Occasionally, I’ll take a photo that doesn’t work out quite right. By occasionally I mean every time I take my camera out. Mostly this is because I’m a fan of trying different settings in the camera and framing what I am photographing in different ways. I think one of the big bonuses of using a digital camera is the ability to throw away images later. I also always wait to throw images away. Instead of deleting photos while they are still in the camera, I download all my photos and make sure to take a look at them on the bigger screen. I’m talking about a photos like this one that I took this weekend:
What I was trying to do at the time was get a shot of the snowdrops in the foreground from a low angle but not lay down on the ground at the same time. It didn’t work; the camera focused on the flowers that were just emerging in the background. On the back of my camera it pretty much looked like the whole photo was out of focus. On my bigger screen I found the shot more in focus than I had realized and more interesting. I took this as an opportunity to create something a bit different than what I had originally intended when I shot the photo. Here is what I came up with:
First I cropped the image. Then I ignored conventional photography wisdom that insists that a photo be completely in focus. I used this photo to work with two filters that I like but find a bit tricky to get exactly right. One is the iris filter in Photoshop and the other in the radial filter in Lightroom. I started with the iris filter in Photoshop which allows you to drop a pin on the part of the image you would like to be in focus, You can make that pinpoint whatever size you would like it to be. Then you then use a dial to decide how blurred the rest of the photo will be. In this case it was a bit of back and forth before I settled on the size of the part of the photo that would be in focus.
The radial filter in Lightroom I used to warm up the image as well as boost the clarity and vibrance.

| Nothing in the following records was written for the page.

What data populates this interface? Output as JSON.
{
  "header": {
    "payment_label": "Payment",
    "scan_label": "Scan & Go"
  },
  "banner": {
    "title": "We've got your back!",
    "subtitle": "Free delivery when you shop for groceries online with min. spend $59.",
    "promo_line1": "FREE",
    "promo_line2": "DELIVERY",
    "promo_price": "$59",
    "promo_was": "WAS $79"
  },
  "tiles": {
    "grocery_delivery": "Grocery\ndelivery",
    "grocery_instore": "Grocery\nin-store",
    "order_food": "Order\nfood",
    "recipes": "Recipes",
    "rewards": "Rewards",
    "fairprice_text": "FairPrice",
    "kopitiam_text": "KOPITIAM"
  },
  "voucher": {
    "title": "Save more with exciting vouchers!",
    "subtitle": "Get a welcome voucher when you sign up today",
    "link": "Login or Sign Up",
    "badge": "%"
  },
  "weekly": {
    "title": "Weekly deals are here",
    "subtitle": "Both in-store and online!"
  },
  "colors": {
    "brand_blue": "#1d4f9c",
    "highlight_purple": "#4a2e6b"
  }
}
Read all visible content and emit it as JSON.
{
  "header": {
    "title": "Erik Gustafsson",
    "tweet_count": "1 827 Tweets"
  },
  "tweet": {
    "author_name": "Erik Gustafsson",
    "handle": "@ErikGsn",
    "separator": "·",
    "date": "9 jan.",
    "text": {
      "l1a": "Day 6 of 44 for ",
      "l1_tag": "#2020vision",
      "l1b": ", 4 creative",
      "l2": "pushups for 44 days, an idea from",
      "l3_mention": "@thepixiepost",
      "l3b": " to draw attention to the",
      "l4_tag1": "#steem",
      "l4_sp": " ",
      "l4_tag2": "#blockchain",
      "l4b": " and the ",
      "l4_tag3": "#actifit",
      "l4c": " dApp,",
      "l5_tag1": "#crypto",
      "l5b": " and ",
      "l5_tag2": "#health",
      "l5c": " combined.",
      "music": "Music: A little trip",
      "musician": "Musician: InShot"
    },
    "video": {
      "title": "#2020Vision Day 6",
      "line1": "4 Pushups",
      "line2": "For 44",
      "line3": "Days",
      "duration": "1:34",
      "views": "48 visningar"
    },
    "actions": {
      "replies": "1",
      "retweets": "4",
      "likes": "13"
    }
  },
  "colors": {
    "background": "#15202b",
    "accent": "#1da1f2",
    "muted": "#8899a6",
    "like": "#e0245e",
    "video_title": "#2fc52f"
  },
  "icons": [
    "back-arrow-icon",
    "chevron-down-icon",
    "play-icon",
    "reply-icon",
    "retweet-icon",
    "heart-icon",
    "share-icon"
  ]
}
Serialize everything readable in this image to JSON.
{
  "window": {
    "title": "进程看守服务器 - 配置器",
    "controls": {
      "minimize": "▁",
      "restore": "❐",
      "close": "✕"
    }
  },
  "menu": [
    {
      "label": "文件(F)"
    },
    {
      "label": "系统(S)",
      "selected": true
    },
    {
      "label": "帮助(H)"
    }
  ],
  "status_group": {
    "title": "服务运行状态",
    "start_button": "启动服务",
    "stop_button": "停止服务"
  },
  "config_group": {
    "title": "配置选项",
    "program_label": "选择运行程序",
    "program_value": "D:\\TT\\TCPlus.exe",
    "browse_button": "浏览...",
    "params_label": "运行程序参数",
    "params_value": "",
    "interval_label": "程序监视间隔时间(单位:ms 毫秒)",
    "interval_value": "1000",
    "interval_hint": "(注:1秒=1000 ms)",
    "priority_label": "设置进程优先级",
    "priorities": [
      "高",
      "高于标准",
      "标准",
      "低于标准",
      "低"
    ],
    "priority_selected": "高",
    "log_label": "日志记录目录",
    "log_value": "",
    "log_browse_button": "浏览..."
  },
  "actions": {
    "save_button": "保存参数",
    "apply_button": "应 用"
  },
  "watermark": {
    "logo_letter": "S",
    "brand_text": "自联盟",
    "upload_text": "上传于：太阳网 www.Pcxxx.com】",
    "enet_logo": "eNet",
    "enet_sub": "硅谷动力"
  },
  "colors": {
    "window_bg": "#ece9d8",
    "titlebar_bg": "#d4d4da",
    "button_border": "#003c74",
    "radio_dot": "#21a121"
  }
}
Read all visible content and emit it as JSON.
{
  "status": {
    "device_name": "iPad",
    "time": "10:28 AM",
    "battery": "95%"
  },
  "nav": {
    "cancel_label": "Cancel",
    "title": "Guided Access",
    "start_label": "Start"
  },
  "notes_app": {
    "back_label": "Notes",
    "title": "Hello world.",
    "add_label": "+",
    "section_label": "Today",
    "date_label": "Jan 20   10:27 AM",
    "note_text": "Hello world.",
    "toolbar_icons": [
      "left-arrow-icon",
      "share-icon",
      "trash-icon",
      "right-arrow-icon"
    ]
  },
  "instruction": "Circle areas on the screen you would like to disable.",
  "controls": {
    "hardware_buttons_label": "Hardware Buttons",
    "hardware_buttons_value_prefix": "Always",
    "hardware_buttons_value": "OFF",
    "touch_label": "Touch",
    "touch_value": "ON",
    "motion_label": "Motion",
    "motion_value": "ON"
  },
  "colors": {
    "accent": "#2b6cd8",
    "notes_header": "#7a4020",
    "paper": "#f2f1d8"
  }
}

The interesting thing about that filter is that you can either have the edits applied to the area inside the filter or outside. It’s just a question of a checkmark that is inside the dialogue box. I always try it both ways, just to see what I like. Usually, as I did here, that box ends up with a check in it.
What do you think of the final version? Do you ever repurpose photos in this way? Feel free to leave a comment below.